Next, let’s not forget the MTA’s massive debt of $34 billion, which is greater than 30 of the world’s countries combined. In the 1980s, the MTA began borrowing from banks to fund luxury projects; now, raised rider-fares are paying back the extravagant ideas of the past. This model is especially unsustainable considering revenues are rising 1.5 percent each year, while costs rise 5.5 percent, according to NY Mag.
It could take 50 years to fix all subway’s issues.
Between debt, hurricanes, and overcrowding, the MTA certainly has its work cut out. And while crucial repairs will need to be made, some say we’re likely to be half a century before we see it all completed. That’s according to the Citizens Budget Commissions, which estimates that stairs, platforms and pillars in 280 of New York City’s 668 stations won’t be fully fixed until 2067.

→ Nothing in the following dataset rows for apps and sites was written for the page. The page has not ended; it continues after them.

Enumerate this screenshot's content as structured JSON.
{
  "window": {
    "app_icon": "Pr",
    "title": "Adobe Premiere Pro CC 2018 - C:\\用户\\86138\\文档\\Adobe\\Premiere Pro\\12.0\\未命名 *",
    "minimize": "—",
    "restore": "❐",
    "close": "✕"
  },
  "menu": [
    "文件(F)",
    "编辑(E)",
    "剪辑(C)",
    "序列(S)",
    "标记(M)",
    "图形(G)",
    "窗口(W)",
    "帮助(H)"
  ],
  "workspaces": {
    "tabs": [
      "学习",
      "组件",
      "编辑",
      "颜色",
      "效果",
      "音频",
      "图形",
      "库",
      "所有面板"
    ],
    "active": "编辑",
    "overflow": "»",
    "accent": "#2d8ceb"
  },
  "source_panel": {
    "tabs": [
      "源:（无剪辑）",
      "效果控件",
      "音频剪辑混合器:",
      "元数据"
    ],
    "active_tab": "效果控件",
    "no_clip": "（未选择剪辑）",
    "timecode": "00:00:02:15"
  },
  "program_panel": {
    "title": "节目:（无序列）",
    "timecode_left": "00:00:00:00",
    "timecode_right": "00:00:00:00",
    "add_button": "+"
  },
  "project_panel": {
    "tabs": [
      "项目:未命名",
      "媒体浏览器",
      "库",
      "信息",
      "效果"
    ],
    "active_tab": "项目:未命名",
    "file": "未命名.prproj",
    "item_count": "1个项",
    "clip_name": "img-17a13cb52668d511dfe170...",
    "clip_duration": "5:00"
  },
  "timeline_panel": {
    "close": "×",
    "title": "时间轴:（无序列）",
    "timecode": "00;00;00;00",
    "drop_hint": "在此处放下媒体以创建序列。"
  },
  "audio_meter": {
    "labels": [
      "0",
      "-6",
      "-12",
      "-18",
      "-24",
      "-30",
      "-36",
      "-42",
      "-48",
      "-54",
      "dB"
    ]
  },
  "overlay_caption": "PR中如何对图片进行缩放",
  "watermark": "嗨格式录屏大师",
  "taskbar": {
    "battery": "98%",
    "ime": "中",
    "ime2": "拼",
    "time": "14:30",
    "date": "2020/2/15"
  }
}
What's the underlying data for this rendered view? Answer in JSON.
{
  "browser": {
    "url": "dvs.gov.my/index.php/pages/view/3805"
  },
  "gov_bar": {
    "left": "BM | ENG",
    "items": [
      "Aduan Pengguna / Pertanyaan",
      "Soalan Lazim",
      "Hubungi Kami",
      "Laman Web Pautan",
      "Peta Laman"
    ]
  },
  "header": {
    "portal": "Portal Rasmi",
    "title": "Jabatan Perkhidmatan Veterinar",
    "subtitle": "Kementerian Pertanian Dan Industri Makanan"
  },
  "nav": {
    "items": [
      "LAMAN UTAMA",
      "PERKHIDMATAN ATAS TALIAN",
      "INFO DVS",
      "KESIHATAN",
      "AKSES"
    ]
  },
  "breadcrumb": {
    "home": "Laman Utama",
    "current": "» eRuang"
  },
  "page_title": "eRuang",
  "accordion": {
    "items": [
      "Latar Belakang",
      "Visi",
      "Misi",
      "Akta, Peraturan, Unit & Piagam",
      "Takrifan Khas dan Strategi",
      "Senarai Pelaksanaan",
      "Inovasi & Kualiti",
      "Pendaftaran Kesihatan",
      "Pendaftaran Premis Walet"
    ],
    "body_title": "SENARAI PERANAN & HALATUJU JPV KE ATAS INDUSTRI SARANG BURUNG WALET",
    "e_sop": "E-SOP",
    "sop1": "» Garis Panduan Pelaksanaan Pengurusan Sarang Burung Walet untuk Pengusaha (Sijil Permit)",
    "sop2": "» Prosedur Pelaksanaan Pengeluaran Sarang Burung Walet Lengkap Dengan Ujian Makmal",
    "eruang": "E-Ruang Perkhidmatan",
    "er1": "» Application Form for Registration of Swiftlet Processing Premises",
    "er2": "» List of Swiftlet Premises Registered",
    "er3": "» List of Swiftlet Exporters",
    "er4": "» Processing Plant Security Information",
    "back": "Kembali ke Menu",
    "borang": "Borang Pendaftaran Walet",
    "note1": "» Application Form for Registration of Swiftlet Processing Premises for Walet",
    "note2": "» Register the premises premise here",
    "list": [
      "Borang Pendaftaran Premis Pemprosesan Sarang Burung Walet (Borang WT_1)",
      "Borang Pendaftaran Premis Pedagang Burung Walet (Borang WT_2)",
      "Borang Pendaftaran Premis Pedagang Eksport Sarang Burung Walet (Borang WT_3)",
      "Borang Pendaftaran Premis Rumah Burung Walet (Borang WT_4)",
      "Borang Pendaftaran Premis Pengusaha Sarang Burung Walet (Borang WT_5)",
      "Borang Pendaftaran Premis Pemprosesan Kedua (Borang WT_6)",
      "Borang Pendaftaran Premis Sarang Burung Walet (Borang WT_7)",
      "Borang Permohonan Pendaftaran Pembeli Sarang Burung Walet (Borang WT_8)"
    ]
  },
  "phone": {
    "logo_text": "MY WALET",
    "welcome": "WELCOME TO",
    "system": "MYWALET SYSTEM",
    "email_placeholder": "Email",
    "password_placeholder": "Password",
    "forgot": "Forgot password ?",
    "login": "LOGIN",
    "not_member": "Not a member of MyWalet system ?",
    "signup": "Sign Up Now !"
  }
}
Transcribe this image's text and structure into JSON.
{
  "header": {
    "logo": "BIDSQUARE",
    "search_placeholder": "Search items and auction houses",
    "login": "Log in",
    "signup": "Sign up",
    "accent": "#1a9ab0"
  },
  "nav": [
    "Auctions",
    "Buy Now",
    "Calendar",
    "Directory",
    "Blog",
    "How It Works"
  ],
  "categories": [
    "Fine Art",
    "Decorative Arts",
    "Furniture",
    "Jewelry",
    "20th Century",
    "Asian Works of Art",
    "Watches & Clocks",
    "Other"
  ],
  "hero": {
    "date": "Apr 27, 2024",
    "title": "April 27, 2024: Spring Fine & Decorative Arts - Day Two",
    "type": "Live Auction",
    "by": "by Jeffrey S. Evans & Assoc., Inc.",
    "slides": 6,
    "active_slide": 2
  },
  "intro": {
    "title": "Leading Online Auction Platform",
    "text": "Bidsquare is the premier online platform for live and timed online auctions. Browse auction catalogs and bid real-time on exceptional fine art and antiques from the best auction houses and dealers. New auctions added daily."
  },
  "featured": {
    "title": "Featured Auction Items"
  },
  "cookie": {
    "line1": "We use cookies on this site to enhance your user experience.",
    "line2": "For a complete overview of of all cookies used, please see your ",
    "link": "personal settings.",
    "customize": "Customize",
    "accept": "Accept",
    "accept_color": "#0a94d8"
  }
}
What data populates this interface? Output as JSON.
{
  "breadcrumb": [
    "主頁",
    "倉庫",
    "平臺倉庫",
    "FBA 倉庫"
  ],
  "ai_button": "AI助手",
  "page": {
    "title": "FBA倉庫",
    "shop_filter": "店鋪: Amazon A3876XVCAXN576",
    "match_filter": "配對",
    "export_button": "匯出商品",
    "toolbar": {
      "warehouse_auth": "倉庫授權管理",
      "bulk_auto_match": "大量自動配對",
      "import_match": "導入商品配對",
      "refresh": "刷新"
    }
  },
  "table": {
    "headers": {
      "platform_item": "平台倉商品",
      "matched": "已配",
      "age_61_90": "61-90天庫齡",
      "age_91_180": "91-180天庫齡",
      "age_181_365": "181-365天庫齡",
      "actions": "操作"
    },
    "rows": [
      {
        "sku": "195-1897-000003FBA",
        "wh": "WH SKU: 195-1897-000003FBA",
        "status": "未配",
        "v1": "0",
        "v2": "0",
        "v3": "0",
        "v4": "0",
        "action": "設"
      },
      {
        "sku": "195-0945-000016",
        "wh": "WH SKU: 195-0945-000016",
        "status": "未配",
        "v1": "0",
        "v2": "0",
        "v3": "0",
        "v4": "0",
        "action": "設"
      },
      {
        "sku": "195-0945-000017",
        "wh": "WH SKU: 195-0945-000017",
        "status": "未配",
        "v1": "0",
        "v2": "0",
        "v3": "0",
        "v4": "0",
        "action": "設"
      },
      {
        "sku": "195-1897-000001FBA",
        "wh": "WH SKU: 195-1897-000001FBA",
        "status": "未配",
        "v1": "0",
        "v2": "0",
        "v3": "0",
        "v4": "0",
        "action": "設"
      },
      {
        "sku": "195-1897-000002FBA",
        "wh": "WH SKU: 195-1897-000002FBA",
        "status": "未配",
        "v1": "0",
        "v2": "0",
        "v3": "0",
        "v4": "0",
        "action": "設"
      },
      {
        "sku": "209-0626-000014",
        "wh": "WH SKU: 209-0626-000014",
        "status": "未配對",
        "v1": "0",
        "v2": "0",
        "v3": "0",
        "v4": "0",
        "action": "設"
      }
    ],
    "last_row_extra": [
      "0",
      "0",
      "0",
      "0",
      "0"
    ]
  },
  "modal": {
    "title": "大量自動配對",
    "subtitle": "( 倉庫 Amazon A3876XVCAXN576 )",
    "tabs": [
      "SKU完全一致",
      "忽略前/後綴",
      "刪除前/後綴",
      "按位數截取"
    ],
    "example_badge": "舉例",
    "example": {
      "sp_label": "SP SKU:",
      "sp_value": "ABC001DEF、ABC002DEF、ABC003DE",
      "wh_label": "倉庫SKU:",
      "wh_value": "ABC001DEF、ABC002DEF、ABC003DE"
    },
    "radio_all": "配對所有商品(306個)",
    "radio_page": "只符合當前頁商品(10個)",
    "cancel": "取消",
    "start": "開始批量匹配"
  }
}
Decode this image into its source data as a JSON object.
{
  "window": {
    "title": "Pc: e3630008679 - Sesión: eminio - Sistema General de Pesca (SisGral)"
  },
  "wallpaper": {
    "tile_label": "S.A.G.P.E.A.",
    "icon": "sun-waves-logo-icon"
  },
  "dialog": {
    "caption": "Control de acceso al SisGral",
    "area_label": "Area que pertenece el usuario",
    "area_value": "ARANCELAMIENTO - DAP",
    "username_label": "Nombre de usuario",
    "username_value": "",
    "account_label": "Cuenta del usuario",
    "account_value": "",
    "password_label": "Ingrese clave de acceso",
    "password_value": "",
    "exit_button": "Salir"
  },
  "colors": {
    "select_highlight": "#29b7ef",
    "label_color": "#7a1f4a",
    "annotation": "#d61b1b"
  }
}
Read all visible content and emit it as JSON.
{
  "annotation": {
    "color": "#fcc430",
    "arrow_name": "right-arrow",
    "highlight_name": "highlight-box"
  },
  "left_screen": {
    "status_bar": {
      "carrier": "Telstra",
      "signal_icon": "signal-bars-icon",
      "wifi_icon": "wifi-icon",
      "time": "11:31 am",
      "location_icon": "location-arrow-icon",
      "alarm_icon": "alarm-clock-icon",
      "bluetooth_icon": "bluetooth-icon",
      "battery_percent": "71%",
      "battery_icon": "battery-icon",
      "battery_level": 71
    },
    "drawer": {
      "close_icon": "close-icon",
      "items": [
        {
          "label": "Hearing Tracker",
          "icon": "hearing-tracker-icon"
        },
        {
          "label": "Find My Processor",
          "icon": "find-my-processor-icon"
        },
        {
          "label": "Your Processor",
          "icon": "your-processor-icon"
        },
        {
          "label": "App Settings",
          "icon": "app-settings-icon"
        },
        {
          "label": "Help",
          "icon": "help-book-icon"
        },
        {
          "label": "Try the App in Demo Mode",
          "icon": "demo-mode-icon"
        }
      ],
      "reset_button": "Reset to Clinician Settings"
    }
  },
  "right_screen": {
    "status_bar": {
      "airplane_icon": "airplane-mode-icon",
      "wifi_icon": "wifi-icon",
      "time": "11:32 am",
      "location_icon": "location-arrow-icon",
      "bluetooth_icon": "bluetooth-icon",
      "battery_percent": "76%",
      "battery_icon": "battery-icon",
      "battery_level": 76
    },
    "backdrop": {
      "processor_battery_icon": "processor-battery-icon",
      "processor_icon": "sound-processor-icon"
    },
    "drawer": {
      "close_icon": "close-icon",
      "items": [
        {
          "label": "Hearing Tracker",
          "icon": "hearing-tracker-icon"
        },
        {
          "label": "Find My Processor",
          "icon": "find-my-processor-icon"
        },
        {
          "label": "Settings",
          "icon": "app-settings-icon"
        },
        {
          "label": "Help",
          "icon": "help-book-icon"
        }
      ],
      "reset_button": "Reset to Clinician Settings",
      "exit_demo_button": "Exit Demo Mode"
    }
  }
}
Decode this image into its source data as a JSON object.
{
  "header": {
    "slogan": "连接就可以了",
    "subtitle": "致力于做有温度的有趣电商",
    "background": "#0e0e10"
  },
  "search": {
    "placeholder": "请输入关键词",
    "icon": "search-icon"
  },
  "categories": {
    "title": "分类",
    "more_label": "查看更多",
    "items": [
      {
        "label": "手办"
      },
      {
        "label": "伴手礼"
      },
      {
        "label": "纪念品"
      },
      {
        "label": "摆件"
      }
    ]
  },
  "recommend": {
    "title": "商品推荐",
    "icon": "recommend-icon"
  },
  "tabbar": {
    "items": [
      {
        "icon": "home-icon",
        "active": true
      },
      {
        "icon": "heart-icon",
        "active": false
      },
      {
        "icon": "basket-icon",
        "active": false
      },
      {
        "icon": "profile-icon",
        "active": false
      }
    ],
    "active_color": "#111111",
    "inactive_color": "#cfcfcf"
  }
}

52 years is two-thirds the human lifespan — far too long to wait for necessary updates to keep riders safe and the subway running smoothly. Still, gradual repairs are certainly better than none at all.
The MTA is still prioritizing tech and expansion projects.
Repairs are necessary on the day-to-day, but above all, the MTA has the future in mind. While it’s easy for daily riders to assume the MTA should focus solely on repairs, it’s critical to think ahead. As the city’s population flourishes and ridership grows, expansion will be needed just to free up space and stop the strain on current lines.
“At a time when growing ridership is leading to crowding and delays, we must pursue expansion projects,” MTA spokesman Kevin Ortiz told the NY Daily News.
Recent expansion projects have been less than fruitful so far, with projects like the Second Avenue expansion delayed indefinably.
Technology projects are moving along much better, with all underground stations set to be fully equipped with WiFi by 2017. Subways will soon begin accepting contactless payments, too, and new countdown clocks and subway cars will also be added gradually. The clocks we can expect on lettered lines in 2018, and the cars we may see replacing the old C, J and Z trains by 2022.
Creative solutions for consideration
With public services that New York’s residents and economy rely on, cutting costs and downsizing in a fashion similar to a business would only make matters worst. Revenue and a large labor force is vital to completing projects, but continuing to raise fare prices is not exactly fair to cash-strapped commuters.
The Daily Dot has suggested that the MTA could benefit from an ultra-useful train-tracking app with a one-time fee for users, as well as WiFi and solar panels for diversified revenue streams. NY Mag suggests cutting bloated administrative costs, privatizing buses, selling and leasing MTA-owned real estate, and raising toll prices for drivers. The Move NY plan in particular would collect $1.35 billion a year in revenue from bridge tolls, congestion pricing, and taxi surcharges.
It’s a complicated situation, and no solution will come without losses of its own. But in order for the subway to keep running at the quality and speed at which we need it, we need the MTA to keep its head dry amidst a storm of gnarly obstacles.